▶ [Work instructions]: Each line of the records is to be returned verbatim, with the images omitted.

_ _ _ _ _

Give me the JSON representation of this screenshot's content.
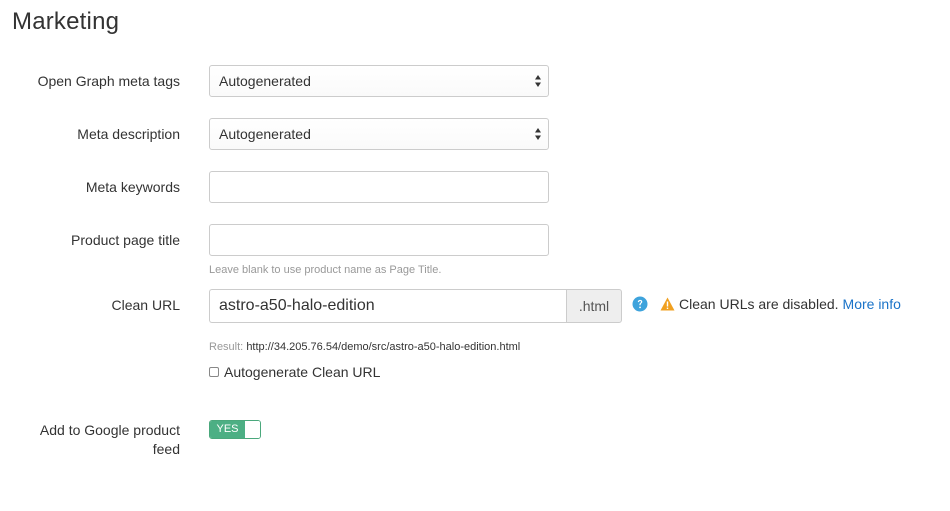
{
  "section": {
    "title": "Marketing"
  },
  "fields": {
    "open_graph": {
      "label": "Open Graph meta tags",
      "selected": "Autogenerated"
    },
    "meta_description": {
      "label": "Meta description",
      "selected": "Autogenerated"
    },
    "meta_keywords": {
      "label": "Meta keywords",
      "value": ""
    },
    "product_page_title": {
      "label": "Product page title",
      "value": "",
      "hint": "Leave blank to use product name as Page Title."
    },
    "clean_url": {
      "label": "Clean URL",
      "value": "astro-a50-halo-edition",
      "suffix": ".html",
      "warning": "Clean URLs are disabled.",
      "more_info": "More info",
      "result_label": "Result:",
      "result_value": "http://34.205.76.54/demo/src/astro-a50-halo-edition.html",
      "autogenerate_label": "Autogenerate Clean URL",
      "autogenerate_checked": false
    },
    "google_feed": {
      "label_line1": "Add to Google product",
      "label_line2": "feed",
      "toggle_label": "YES",
      "enabled": true
    }
  },
  "colors": {
    "toggle_on": "#4caf84",
    "link": "#1a73c8",
    "help_icon": "#3ea3dc",
    "warning_icon": "#f0a020"
  },
  "icons": {
    "select_arrows": "select-arrows-icon",
    "help": "help-circle-icon",
    "warning": "warning-triangle-icon"
  }
}
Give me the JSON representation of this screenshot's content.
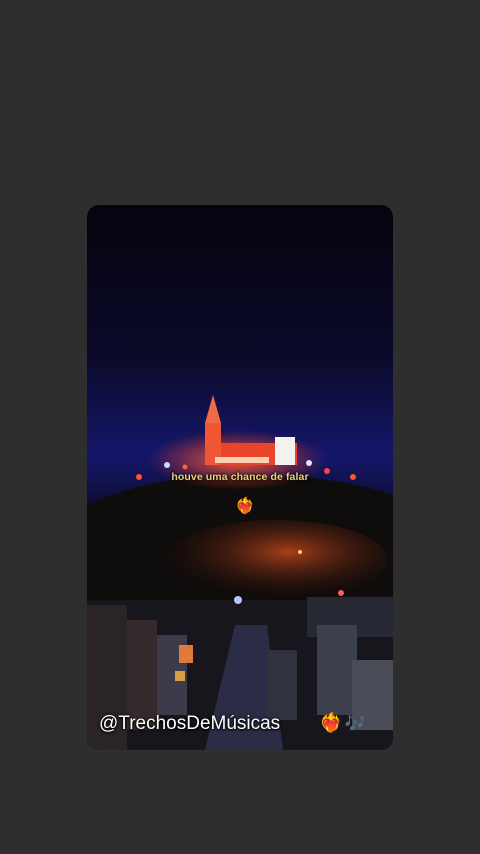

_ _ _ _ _

▶ [Task solution]:
Give me the JSON representation of this screenshot's content.
{
  "section": {
    "title": "Marketing"
  },
  "fields": {
    "open_graph": {
      "label": "Open Graph meta tags",
      "selected": "Autogenerated"
    },
    "meta_description": {
      "label": "Meta description",
      "selected": "Autogenerated"
    },
    "meta_keywords": {
      "label": "Meta keywords",
      "value": ""
    },
    "product_page_title": {
      "label": "Product page title",
      "value": "",
      "hint": "Leave blank to use product name as Page Title."
    },
    "clean_url": {
      "label": "Clean URL",
      "value": "astro-a50-halo-edition",
      "suffix": ".html",
      "warning": "Clean URLs are disabled.",
      "more_info": "More info",
      "result_label": "Result:",
      "result_value": "http://34.205.76.54/demo/src/astro-a50-halo-edition.html",
      "autogenerate_label": "Autogenerate Clean URL",
      "autogenerate_checked": false
    },
    "google_feed": {
      "label_line1": "Add to Google product",
      "label_line2": "feed",
      "toggle_label": "YES",
      "enabled": true
    }
  },
  "colors": {
    "toggle_on": "#4caf84",
    "link": "#1a73c8",
    "help_icon": "#3ea3dc",
    "warning_icon": "#f0a020"
  },
  "icons": {
    "select_arrows": "select-arrows-icon",
    "help": "help-circle-icon",
    "warning": "warning-triangle-icon"
  }
}
Give me the JSON representation of this screenshot's content.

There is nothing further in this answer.